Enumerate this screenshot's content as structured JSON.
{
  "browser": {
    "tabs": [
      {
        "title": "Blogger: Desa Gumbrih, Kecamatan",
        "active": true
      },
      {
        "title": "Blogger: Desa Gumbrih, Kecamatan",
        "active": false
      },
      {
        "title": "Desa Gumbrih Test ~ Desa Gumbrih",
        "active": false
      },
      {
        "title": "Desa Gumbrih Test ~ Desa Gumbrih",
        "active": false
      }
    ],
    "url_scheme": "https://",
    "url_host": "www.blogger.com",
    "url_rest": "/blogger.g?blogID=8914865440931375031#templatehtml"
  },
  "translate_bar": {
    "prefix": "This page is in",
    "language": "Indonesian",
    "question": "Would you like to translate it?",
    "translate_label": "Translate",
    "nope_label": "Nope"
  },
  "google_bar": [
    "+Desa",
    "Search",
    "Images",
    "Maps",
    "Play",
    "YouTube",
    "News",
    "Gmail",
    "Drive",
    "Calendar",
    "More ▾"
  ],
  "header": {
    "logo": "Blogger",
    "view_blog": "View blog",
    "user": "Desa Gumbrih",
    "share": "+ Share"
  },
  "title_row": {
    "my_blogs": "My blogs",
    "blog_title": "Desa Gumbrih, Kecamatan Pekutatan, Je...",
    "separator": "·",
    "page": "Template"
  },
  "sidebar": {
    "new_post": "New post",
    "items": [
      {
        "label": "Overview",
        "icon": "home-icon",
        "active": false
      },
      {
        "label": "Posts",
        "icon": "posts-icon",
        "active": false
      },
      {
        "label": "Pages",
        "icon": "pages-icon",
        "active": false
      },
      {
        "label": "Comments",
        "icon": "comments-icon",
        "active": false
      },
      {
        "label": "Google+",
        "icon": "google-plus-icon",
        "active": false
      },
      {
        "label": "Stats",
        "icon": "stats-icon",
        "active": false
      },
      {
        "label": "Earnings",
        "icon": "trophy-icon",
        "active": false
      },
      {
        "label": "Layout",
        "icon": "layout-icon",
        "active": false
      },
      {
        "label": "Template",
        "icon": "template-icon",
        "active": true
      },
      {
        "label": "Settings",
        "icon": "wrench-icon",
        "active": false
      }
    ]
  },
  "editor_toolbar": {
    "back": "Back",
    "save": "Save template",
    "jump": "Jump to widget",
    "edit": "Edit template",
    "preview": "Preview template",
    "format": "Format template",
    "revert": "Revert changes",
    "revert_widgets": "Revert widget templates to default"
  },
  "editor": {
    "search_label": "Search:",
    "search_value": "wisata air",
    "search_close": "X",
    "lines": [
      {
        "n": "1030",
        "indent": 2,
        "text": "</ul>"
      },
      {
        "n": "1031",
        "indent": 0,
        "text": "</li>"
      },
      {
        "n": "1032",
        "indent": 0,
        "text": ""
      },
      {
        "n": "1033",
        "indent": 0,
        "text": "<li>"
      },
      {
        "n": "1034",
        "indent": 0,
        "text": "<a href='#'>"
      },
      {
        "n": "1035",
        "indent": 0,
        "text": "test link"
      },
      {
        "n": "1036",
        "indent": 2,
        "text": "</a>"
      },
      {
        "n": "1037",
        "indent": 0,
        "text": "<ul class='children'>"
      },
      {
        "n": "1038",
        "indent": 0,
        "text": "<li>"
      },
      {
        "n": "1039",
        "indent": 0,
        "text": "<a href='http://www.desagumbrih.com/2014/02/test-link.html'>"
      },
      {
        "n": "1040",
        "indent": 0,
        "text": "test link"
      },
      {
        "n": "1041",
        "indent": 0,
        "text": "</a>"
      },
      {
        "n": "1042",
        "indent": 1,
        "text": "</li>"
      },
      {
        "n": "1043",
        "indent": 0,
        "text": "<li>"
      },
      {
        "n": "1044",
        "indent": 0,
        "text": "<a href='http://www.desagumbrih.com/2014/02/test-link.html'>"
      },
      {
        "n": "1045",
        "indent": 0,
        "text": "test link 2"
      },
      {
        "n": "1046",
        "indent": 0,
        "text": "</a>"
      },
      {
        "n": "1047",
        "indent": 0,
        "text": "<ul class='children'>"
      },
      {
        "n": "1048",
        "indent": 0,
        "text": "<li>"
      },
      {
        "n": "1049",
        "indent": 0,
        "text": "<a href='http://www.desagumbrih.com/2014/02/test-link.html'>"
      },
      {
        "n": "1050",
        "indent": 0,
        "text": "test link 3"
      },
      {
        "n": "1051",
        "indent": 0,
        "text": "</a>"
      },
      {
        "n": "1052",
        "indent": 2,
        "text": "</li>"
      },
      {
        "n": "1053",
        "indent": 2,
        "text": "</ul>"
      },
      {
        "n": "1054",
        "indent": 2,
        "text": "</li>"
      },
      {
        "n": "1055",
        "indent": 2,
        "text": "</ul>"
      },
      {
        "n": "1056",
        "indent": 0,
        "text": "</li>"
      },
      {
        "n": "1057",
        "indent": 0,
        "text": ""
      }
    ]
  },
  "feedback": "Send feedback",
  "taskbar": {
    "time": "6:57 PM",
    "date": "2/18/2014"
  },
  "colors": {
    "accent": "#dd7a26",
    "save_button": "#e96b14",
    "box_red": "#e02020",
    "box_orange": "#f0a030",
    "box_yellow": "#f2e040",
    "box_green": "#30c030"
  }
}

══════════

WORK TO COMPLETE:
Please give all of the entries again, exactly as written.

EXPECTED ANSWER:
Enumerate this screenshot's content as structured JSON.
{
  "browser": {
    "tabs": [
      {
        "title": "Blogger: Desa Gumbrih, Kecamatan",
        "active": true
      },
      {
        "title": "Blogger: Desa Gumbrih, Kecamatan",
        "active": false
      },
      {
        "title": "Desa Gumbrih Test ~ Desa Gumbrih",
        "active": false
      },
      {
        "title": "Desa Gumbrih Test ~ Desa Gumbrih",
        "active": false
      }
    ],
    "url_scheme": "https://",
    "url_host": "www.blogger.com",
    "url_rest": "/blogger.g?blogID=8914865440931375031#templatehtml"
  },
  "translate_bar": {
    "prefix": "This page is in",
    "language": "Indonesian",
    "question": "Would you like to translate it?",
    "translate_label": "Translate",
    "nope_label": "Nope"
  },
  "google_bar": [
    "+Desa",
    "Search",
    "Images",
    "Maps",
    "Play",
    "YouTube",
    "News",
    "Gmail",
    "Drive",
    "Calendar",
    "More ▾"
  ],
  "header": {
    "logo": "Blogger",
    "view_blog": "View blog",
    "user": "Desa Gumbrih",
    "share": "+ Share"
  },
  "title_row": {
    "my_blogs": "My blogs",
    "blog_title": "Desa Gumbrih, Kecamatan Pekutatan, Je...",
    "separator": "·",
    "page": "Template"
  },
  "sidebar": {
    "new_post": "New post",
    "items": [
      {
        "label": "Overview",
        "icon": "home-icon",
        "active": false
      },
      {
        "label": "Posts",
        "icon": "posts-icon",
        "active": false
      },
      {
        "label": "Pages",
        "icon": "pages-icon",
        "active": false
      },
      {
        "label": "Comments",
        "icon": "comments-icon",
        "active": false
      },
      {
        "label": "Google+",
        "icon": "google-plus-icon",
        "active": false
      },
      {
        "label": "Stats",
        "icon": "stats-icon",
        "active": false
      },
      {
        "label": "Earnings",
        "icon": "trophy-icon",
        "active": false
      },
      {
        "label": "Layout",
        "icon": "layout-icon",
        "active": false
      },
      {
        "label": "Template",
        "icon": "template-icon",
        "active": true
      },
      {
        "label": "Settings",
        "icon": "wrench-icon",
        "active": false
      }
    ]
  },
  "editor_toolbar": {
    "back": "Back",
    "save": "Save template",
    "jump": "Jump to widget",
    "edit": "Edit template",
    "preview": "Preview template",
    "format": "Format template",
    "revert": "Revert changes",
    "revert_widgets": "Revert widget templates to default"
  },
  "editor": {
    "search_label": "Search:",
    "search_value": "wisata air",
    "search_close": "X",
    "lines": [
      {
        "n": "1030",
        "indent": 2,
        "text": "</ul>"
      },
      {
        "n": "1031",
        "indent": 0,
        "text": "</li>"
      },
      {
        "n": "1032",
        "indent": 0,
        "text": ""
      },
      {
        "n": "1033",
        "indent": 0,
        "text": "<li>"
      },
      {
        "n": "1034",
        "indent": 0,
        "text": "<a href='#'>"
      },
      {
        "n": "1035",
        "indent": 0,
        "text": "test link"
      },
      {
        "n": "1036",
        "indent": 2,
        "text": "</a>"
      },
      {
        "n": "1037",
        "indent": 0,
        "text": "<ul class='children'>"
      },
      {
        "n": "1038",
        "indent": 0,
        "text": "<li>"
      },
      {
        "n": "1039",
        "indent": 0,
        "text": "<a href='http://www.desagumbrih.com/2014/02/test-link.html'>"
      },
      {
        "n": "1040",
        "indent": 0,
        "text": "test link"
      },
      {
        "n": "1041",
        "indent": 0,
        "text": "</a>"
      },
      {
        "n": "1042",
        "indent": 1,
        "text": "</li>"
      },
      {
        "n": "1043",
        "indent": 0,
        "text": "<li>"
      },
      {
        "n": "1044",
        "indent": 0,
        "text": "<a href='http://www.desagumbrih.com/2014/02/test-link.html'>"
      },
      {
        "n": "1045",
        "indent": 0,
        "text": "test link 2"
      },
      {
        "n": "1046",
        "indent": 0,
        "text": "</a>"
      },
      {
        "n": "1047",
        "indent": 0,
        "text": "<ul class='children'>"
      },
      {
        "n": "1048",
        "indent": 0,
        "text": "<li>"
      },
      {
        "n": "1049",
        "indent": 0,
        "text": "<a href='http://www.desagumbrih.com/2014/02/test-link.html'>"
      },
      {
        "n": "1050",
        "indent": 0,
        "text": "test link 3"
      },
      {
        "n": "1051",
        "indent": 0,
        "text": "</a>"
      },
      {
        "n": "1052",
        "indent": 2,
        "text": "</li>"
      },
      {
        "n": "1053",
        "indent": 2,
        "text": "</ul>"
      },
      {
        "n": "1054",
        "indent": 2,
        "text": "</li>"
      },
      {
        "n": "1055",
        "indent": 2,
        "text": "</ul>"
      },
      {
        "n": "1056",
        "indent": 0,
        "text": "</li>"
      },
      {
        "n": "1057",
        "indent": 0,
        "text": ""
      }
    ]
  },
  "feedback": "Send feedback",
  "taskbar": {
    "time": "6:57 PM",
    "date": "2/18/2014"
  },
  "colors": {
    "accent": "#dd7a26",
    "save_button": "#e96b14",
    "box_red": "#e02020",
    "box_orange": "#f0a030",
    "box_yellow": "#f2e040",
    "box_green": "#30c030"
  }
}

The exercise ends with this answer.